→ What you are asked to do: Everything in the entries below except the pictures must be returned exactly.
++++++++
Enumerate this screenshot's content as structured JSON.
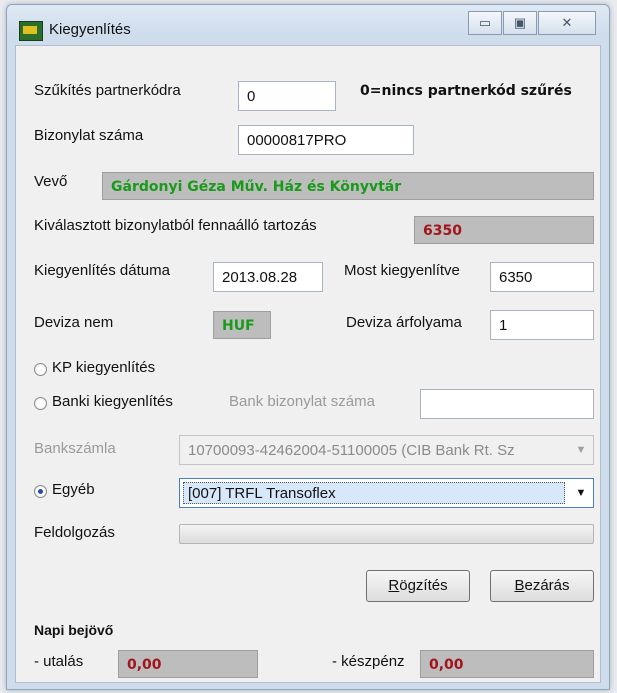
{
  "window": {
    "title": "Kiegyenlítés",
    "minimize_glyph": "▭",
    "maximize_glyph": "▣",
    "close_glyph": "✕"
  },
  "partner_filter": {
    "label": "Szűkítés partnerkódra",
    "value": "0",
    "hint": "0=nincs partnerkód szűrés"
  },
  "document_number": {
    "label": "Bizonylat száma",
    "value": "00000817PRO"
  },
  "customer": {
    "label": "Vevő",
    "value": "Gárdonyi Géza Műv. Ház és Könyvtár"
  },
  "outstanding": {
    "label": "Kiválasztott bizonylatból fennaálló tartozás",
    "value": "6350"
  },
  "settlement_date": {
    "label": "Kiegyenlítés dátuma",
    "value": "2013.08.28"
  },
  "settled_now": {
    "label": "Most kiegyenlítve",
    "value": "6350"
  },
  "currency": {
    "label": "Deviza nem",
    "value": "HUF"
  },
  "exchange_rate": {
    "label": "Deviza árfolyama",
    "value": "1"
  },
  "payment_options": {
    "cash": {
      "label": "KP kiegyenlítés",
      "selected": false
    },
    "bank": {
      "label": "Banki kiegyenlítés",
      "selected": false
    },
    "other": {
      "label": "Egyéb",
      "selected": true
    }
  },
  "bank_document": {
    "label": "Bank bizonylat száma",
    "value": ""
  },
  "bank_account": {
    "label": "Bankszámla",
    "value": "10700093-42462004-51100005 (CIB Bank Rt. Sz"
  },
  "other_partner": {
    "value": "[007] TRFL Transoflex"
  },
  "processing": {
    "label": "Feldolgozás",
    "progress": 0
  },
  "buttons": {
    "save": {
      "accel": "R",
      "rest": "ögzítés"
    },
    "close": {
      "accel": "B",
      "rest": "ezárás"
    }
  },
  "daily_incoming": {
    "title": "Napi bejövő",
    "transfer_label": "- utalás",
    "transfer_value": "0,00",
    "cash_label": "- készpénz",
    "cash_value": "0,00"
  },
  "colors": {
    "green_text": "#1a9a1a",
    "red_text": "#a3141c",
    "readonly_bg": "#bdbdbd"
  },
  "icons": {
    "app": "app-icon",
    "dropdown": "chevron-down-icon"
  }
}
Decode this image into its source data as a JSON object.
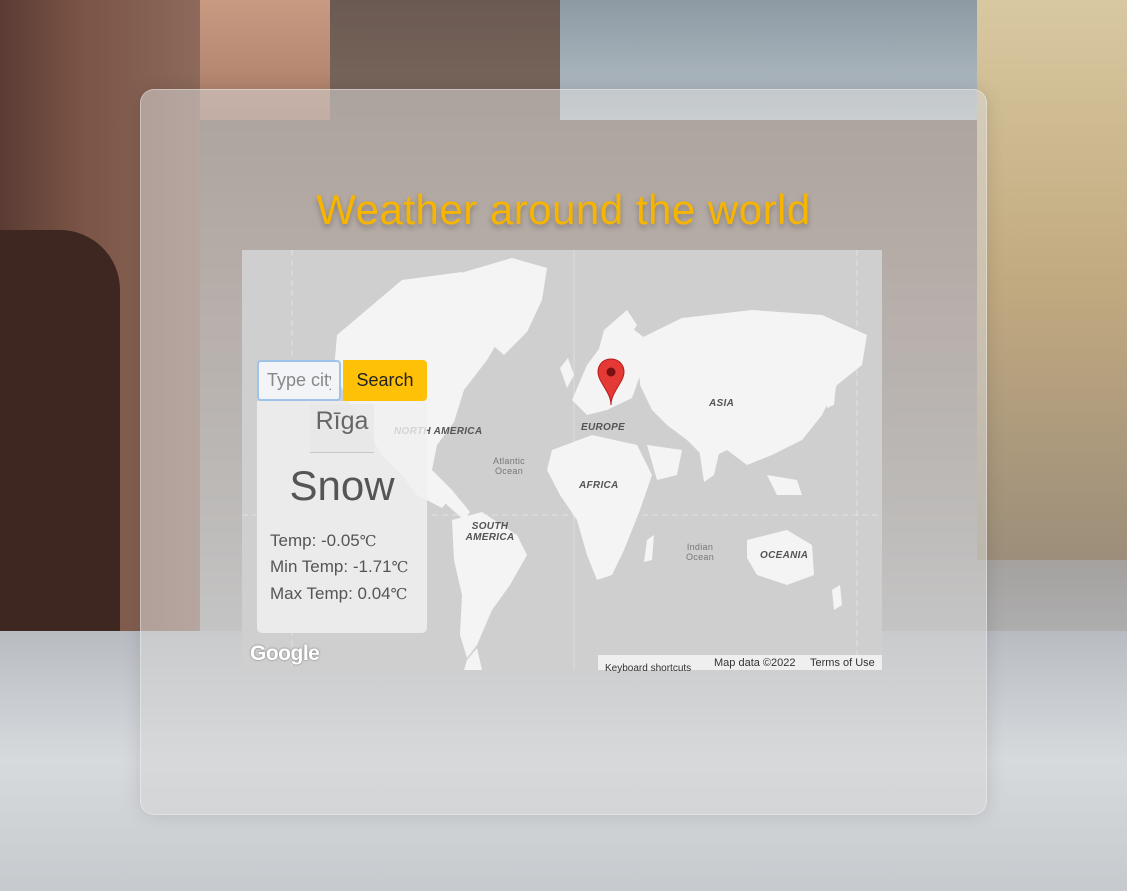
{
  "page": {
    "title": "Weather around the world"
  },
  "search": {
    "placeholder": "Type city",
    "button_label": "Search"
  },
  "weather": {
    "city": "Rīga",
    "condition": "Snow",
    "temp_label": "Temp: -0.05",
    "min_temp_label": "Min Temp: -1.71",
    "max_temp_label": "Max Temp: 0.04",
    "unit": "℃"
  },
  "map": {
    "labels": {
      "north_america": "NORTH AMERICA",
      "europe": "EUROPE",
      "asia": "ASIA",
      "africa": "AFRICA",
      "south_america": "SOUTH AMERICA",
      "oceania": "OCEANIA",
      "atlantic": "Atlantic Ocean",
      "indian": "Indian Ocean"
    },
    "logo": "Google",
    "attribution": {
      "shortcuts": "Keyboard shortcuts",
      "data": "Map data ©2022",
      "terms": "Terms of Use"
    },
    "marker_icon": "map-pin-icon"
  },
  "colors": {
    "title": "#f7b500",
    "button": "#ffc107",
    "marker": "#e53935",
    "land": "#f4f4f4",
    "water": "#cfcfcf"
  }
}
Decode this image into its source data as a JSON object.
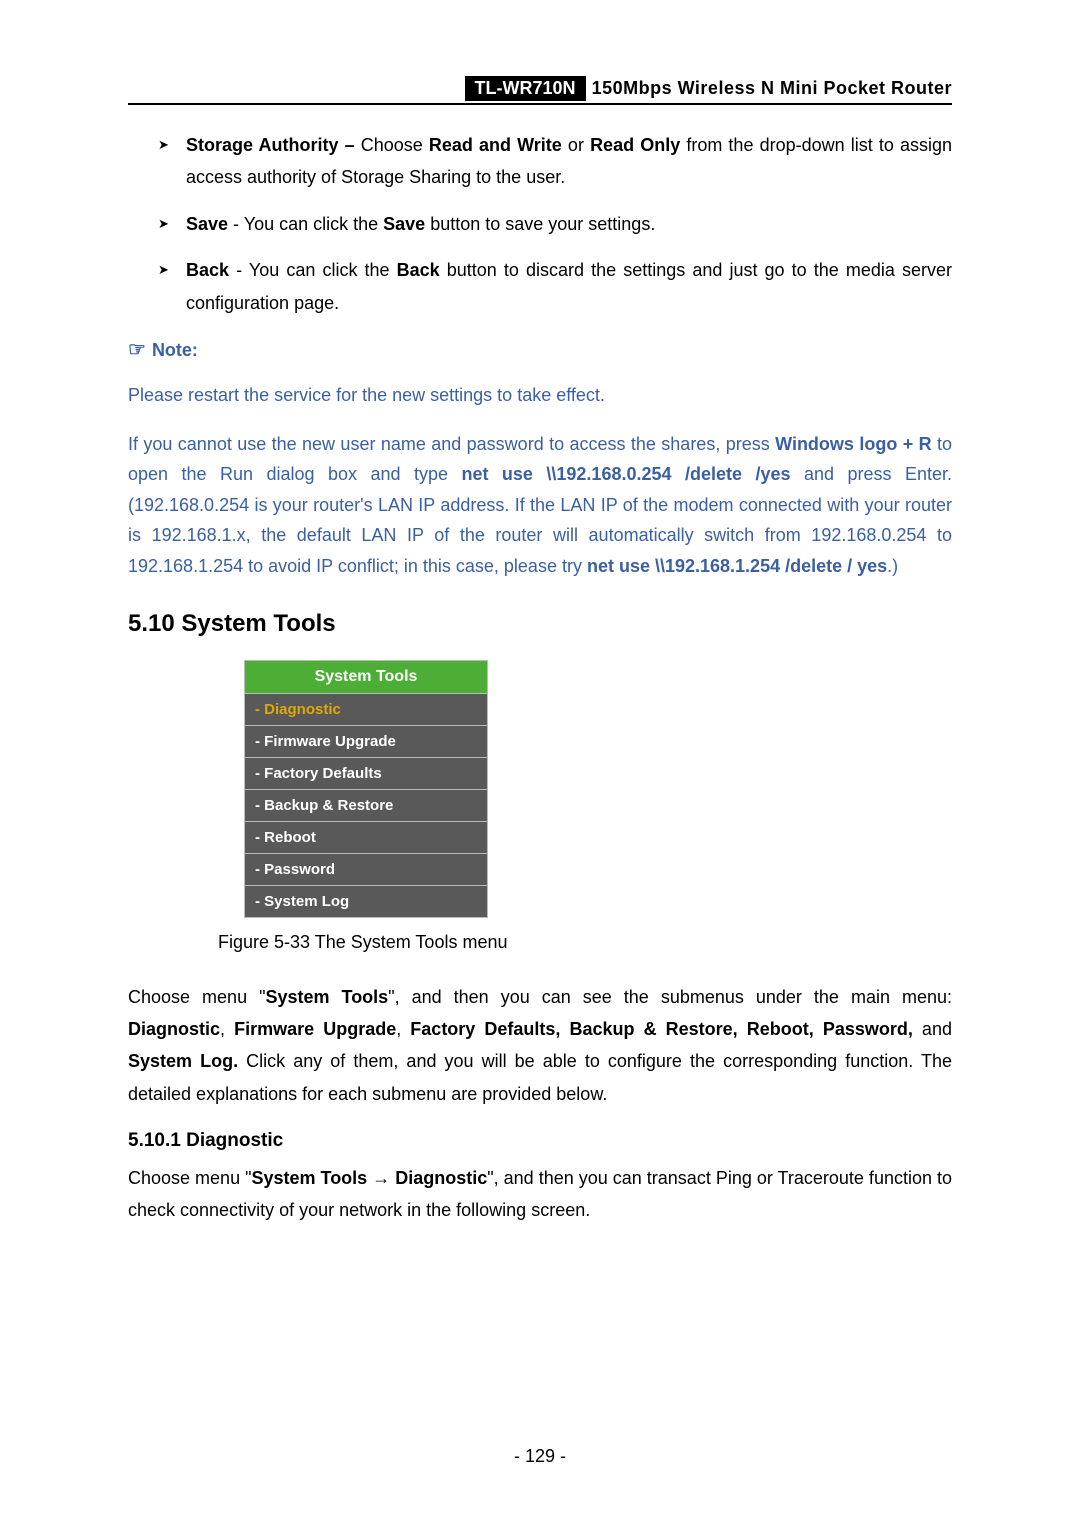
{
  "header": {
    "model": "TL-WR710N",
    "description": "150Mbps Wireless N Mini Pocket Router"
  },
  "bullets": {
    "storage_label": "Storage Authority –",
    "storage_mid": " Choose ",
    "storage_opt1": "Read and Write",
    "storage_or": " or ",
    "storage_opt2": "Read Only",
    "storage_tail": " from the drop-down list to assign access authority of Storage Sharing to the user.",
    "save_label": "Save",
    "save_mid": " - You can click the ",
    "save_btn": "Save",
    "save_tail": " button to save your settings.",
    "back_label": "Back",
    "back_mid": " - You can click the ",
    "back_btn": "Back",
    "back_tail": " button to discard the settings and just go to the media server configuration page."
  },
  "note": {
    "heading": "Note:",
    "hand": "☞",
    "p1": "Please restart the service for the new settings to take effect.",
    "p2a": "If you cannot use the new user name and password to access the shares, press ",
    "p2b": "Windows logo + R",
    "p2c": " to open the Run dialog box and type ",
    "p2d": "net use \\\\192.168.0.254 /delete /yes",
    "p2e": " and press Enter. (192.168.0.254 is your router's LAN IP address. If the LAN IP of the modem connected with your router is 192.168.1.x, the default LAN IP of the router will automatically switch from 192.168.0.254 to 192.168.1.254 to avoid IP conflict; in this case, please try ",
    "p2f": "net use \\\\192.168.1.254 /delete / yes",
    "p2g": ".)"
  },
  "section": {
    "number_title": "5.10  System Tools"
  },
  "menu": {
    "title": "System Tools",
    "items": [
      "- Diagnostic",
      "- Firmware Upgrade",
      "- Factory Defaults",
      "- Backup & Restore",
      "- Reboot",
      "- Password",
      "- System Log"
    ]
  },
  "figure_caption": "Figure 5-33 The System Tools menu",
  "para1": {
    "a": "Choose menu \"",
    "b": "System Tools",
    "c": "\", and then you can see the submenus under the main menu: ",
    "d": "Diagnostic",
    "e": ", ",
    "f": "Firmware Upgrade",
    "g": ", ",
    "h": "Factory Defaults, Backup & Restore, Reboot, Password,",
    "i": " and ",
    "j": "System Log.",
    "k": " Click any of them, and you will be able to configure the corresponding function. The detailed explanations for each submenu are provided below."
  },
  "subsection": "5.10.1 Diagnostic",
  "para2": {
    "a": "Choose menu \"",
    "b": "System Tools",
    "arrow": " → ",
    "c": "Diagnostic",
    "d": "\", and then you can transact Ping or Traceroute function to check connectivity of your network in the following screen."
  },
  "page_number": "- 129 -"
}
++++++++
→ Expected output:
Enumerate this screenshot's content as structured JSON.
{
  "window": {
    "title": "Kiegyenlítés",
    "minimize_glyph": "▭",
    "maximize_glyph": "▣",
    "close_glyph": "✕"
  },
  "partner_filter": {
    "label": "Szűkítés partnerkódra",
    "value": "0",
    "hint": "0=nincs partnerkód szűrés"
  },
  "document_number": {
    "label": "Bizonylat száma",
    "value": "00000817PRO"
  },
  "customer": {
    "label": "Vevő",
    "value": "Gárdonyi Géza Műv. Ház és Könyvtár"
  },
  "outstanding": {
    "label": "Kiválasztott bizonylatból fennaálló tartozás",
    "value": "6350"
  },
  "settlement_date": {
    "label": "Kiegyenlítés dátuma",
    "value": "2013.08.28"
  },
  "settled_now": {
    "label": "Most kiegyenlítve",
    "value": "6350"
  },
  "currency": {
    "label": "Deviza nem",
    "value": "HUF"
  },
  "exchange_rate": {
    "label": "Deviza árfolyama",
    "value": "1"
  },
  "payment_options": {
    "cash": {
      "label": "KP kiegyenlítés",
      "selected": false
    },
    "bank": {
      "label": "Banki kiegyenlítés",
      "selected": false
    },
    "other": {
      "label": "Egyéb",
      "selected": true
    }
  },
  "bank_document": {
    "label": "Bank bizonylat száma",
    "value": ""
  },
  "bank_account": {
    "label": "Bankszámla",
    "value": "10700093-42462004-51100005 (CIB Bank Rt. Sz"
  },
  "other_partner": {
    "value": "[007] TRFL Transoflex"
  },
  "processing": {
    "label": "Feldolgozás",
    "progress": 0
  },
  "buttons": {
    "save": {
      "accel": "R",
      "rest": "ögzítés"
    },
    "close": {
      "accel": "B",
      "rest": "ezárás"
    }
  },
  "daily_incoming": {
    "title": "Napi bejövő",
    "transfer_label": "- utalás",
    "transfer_value": "0,00",
    "cash_label": "- készpénz",
    "cash_value": "0,00"
  },
  "colors": {
    "green_text": "#1a9a1a",
    "red_text": "#a3141c",
    "readonly_bg": "#bdbdbd"
  },
  "icons": {
    "app": "app-icon",
    "dropdown": "chevron-down-icon"
  }
}
Decode this image into its source data as a JSON object.
{
  "page": {
    "title": "Weather around the world"
  },
  "search": {
    "placeholder": "Type city",
    "button_label": "Search"
  },
  "weather": {
    "city": "Rīga",
    "condition": "Snow",
    "temp_label": "Temp: -0.05",
    "min_temp_label": "Min Temp: -1.71",
    "max_temp_label": "Max Temp: 0.04",
    "unit": "℃"
  },
  "map": {
    "labels": {
      "north_america": "NORTH AMERICA",
      "europe": "EUROPE",
      "asia": "ASIA",
      "africa": "AFRICA",
      "south_america": "SOUTH AMERICA",
      "oceania": "OCEANIA",
      "atlantic": "Atlantic Ocean",
      "indian": "Indian Ocean"
    },
    "logo": "Google",
    "attribution": {
      "shortcuts": "Keyboard shortcuts",
      "data": "Map data ©2022",
      "terms": "Terms of Use"
    },
    "marker_icon": "map-pin-icon"
  },
  "colors": {
    "title": "#f7b500",
    "button": "#ffc107",
    "marker": "#e53935",
    "land": "#f4f4f4",
    "water": "#cfcfcf"
  }
}
Decode this image into its source data as a JSON object.
{
  "header": {
    "model": "TL-WR710N",
    "description": "150Mbps Wireless N Mini Pocket Router"
  },
  "bullets": {
    "storage_label": "Storage Authority –",
    "storage_mid": " Choose ",
    "storage_opt1": "Read and Write",
    "storage_or": " or ",
    "storage_opt2": "Read Only",
    "storage_tail": " from the drop-down list to assign access authority of Storage Sharing to the user.",
    "save_label": "Save",
    "save_mid": " - You can click the ",
    "save_btn": "Save",
    "save_tail": " button to save your settings.",
    "back_label": "Back",
    "back_mid": " - You can click the ",
    "back_btn": "Back",
    "back_tail": " button to discard the settings and just go to the media server configuration page."
  },
  "note": {
    "heading": "Note:",
    "hand": "☞",
    "p1": "Please restart the service for the new settings to take effect.",
    "p2a": "If you cannot use the new user name and password to access the shares, press ",
    "p2b": "Windows logo + R",
    "p2c": " to open the Run dialog box and type ",
    "p2d": "net use \\\\192.168.0.254 /delete /yes",
    "p2e": " and press Enter. (192.168.0.254 is your router's LAN IP address. If the LAN IP of the modem connected with your router is 192.168.1.x, the default LAN IP of the router will automatically switch from 192.168.0.254 to 192.168.1.254 to avoid IP conflict; in this case, please try ",
    "p2f": "net use \\\\192.168.1.254 /delete / yes",
    "p2g": ".)"
  },
  "section": {
    "number_title": "5.10  System Tools"
  },
  "menu": {
    "title": "System Tools",
    "items": [
      "- Diagnostic",
      "- Firmware Upgrade",
      "- Factory Defaults",
      "- Backup & Restore",
      "- Reboot",
      "- Password",
      "- System Log"
    ]
  },
  "figure_caption": "Figure 5-33 The System Tools menu",
  "para1": {
    "a": "Choose menu \"",
    "b": "System Tools",
    "c": "\", and then you can see the submenus under the main menu: ",
    "d": "Diagnostic",
    "e": ", ",
    "f": "Firmware Upgrade",
    "g": ", ",
    "h": "Factory Defaults, Backup & Restore, Reboot, Password,",
    "i": " and ",
    "j": "System Log.",
    "k": " Click any of them, and you will be able to configure the corresponding function. The detailed explanations for each submenu are provided below."
  },
  "subsection": "5.10.1 Diagnostic",
  "para2": {
    "a": "Choose menu \"",
    "b": "System Tools",
    "arrow": " → ",
    "c": "Diagnostic",
    "d": "\", and then you can transact Ping or Traceroute function to check connectivity of your network in the following screen."
  },
  "page_number": "- 129 -"
}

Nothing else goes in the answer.